  1. This material is from the Pembina Institute publication 'Landowners' Guide to Oil and Gas Development, 3rd edition (2016)'
  2. See Alberta Land Surveyors’ Association. for information about the Alberta Land Surveyors' Association and their formal complaints procedure.
  3. Alberta, Surveys Act, RSA 2000, c S-26, s 16. Alberta government acts are available at Alberta Queen’s Printer, “Laws Online/Catalogue.” http://www.qp.alberta.ca/Laws_Online.cfm
  4. Alberta, Surface Rights Act, RSA 2000, c S-24, s 14.
  5. The Surface Rights Act requires surveyors make a reasonable attempt to give notice, but allows for surveyors to enter land if that they were not able to contact the landowner.
  6. For more information on land agents, see Alberta Labour, or Alberta Labour, Surface Rights and the Land Agent: A Guide for Landowners and Occupants Concerning Land Agents and Surface Rights Agencies. http://www.assembly.ab.ca/lao/library/egovdocs/2009/aleii/173213.pdf. This link has been updated since the 2016 publication; the updated link may no longer contain the original information.
  7. The Alberta Association of Surface Land Agents is described in Alberta Association of Surface Land Agents and the Canadian Association of Petroleum Landmen in Canadian Association of Petroleum Landmen.The main professional organizations that represent the oil and gas companies are the Canadian Association of Petroleum Producers (see Canadian Association of Petroleum Producers) and the Explorers and Producers Association of Canada (see Explorers and Producers Association of Canada).
  8. Surface Rights Act, section 12(1). The AER will accept documented verbal non-objection; the Regulator does not necessarily require written consent.
  9. AER, Directive 056.
  10. A full list of the information that a company must disclose can be found in AER, Directive 056, section 2.2.2

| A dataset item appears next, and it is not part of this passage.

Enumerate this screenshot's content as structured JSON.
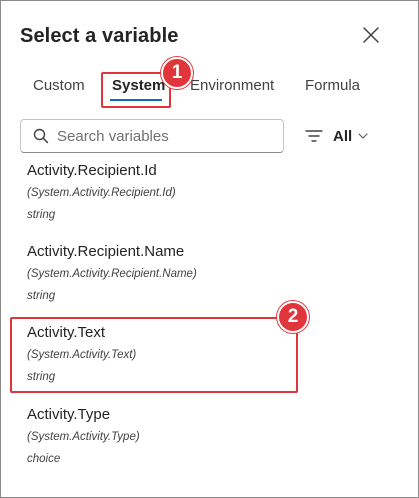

  11. AER, Directive 056. Appendix 10 contains the letter and the brochure. Appendix 11 Understanding the Participant Involvement (PI) Process tells industry how the AER expects a company to inform and consult with the public. Section 2 gives the general requirements for participant involvement.

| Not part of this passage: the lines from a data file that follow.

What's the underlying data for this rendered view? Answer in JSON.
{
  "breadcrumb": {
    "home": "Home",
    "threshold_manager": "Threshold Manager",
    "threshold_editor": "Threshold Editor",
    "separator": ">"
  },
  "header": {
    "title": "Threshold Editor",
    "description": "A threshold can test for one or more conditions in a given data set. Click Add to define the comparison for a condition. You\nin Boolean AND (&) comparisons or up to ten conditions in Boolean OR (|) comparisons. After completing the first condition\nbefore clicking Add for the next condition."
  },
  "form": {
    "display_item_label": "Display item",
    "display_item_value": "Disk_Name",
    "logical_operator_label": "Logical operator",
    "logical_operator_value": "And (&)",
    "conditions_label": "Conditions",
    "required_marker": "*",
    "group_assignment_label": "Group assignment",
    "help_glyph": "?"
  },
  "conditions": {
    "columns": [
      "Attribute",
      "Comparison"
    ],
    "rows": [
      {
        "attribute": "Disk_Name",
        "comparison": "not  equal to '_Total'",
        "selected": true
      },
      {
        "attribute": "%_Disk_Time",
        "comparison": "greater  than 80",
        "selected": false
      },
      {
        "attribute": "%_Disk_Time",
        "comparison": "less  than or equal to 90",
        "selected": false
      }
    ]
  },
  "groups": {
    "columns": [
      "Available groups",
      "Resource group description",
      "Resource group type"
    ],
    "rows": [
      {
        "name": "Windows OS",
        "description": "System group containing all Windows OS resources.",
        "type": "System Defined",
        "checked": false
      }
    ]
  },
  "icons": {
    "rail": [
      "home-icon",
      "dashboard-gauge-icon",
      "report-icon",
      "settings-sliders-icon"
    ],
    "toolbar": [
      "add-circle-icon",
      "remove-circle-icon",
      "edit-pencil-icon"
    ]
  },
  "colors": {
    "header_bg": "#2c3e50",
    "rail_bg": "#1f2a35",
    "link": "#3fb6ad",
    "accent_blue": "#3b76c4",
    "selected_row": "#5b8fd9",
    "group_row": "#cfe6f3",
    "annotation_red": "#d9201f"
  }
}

  12. AER, Directive 056, section 2.3.2.
  13. Alberta, Oil and Gas Conservation Rules, 151/1971, section 2.110 (Alberta government regulations are available at Alberta Queen’s Printer, “Laws Online/Catalogue."

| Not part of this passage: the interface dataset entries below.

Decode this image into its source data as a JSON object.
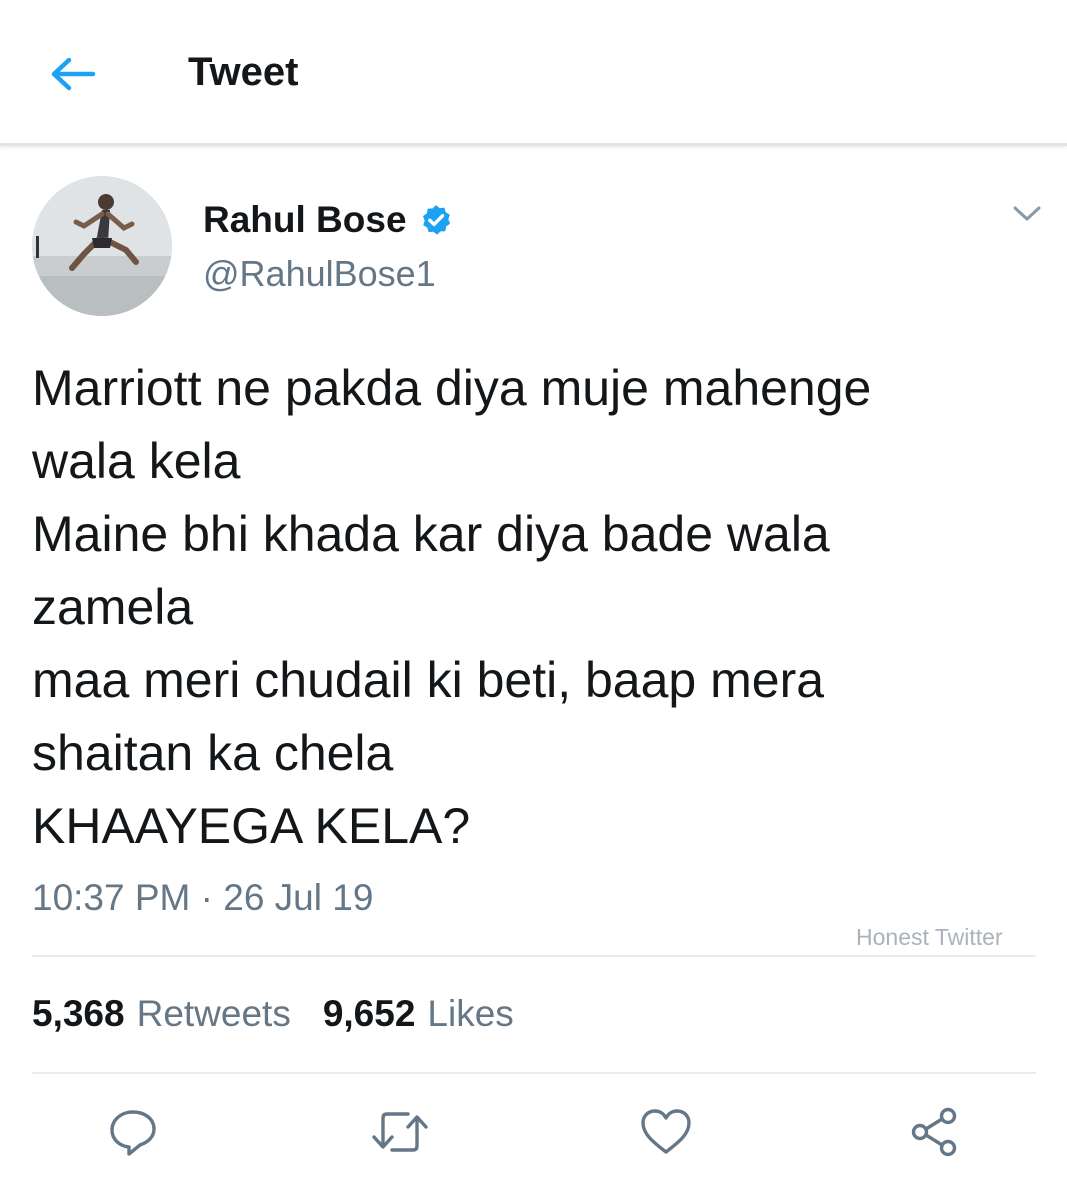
{
  "header": {
    "title": "Tweet",
    "back_icon": "arrow-left-icon"
  },
  "author": {
    "display_name": "Rahul Bose",
    "handle": "@RahulBose1",
    "verified_icon": "verified-badge-icon"
  },
  "tweet": {
    "lines": [
      "Marriott ne pakda diya muje mahenge",
      "wala kela",
      "Maine bhi khada kar diya bade wala",
      "zamela",
      "maa meri chudail ki beti, baap mera",
      "shaitan ka chela",
      "KHAAYEGA KELA?"
    ],
    "timestamp": "10:37 PM · 26 Jul 19"
  },
  "watermark": "Honest Twitter",
  "stats": {
    "retweets_count": "5,368",
    "retweets_label": "Retweets",
    "likes_count": "9,652",
    "likes_label": "Likes"
  },
  "actions": [
    "reply-icon",
    "retweet-icon",
    "like-icon",
    "share-icon"
  ],
  "colors": {
    "accent": "#1da1f2",
    "text": "#14171a",
    "secondary_text": "#657786",
    "icon_gray": "#657786"
  }
}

    http://www.qp.alberta.ca/Laws_Online.cfm); see also AER, Directive 056, section 5.9.10.
  14. AER, EnerFAQs: Explaining AER Setbacks (2014).
  15. Oil and Gas Conservation Rules, section 2.110; see also AER, Directive 056, table 7.5.
  16. Unrestricted country developments refer to any collection of permanent dwellings outside an urban centre that number more than eight per quarter section.
  17. The AER refers to Category D pipelines (where the pipeline associated with the facility contains gas with more than 10 mol/kmol H2S), and Category C, D or E facilities, which are classified according to the volume of sulphur inlet to the facility. This includes gas processing plants, some gas and oil batteries and straddle plants, etc. Facilities with less than 0.01 mol/kmol H2S in the inlet stream are in Category B and thus exempt. See AER Directive 056, table 5.1 for full description of categories. The AER provides a H2S Conversion Calculator on their website:
    https://www.aer.ca/regulating-development/rules-and-directives/directives.html. This link has been updated since the 2016 publication; the updated link may no longer contain the original information.
  18. AER, EnerFAQs: All About Critical Sour Wells (2015)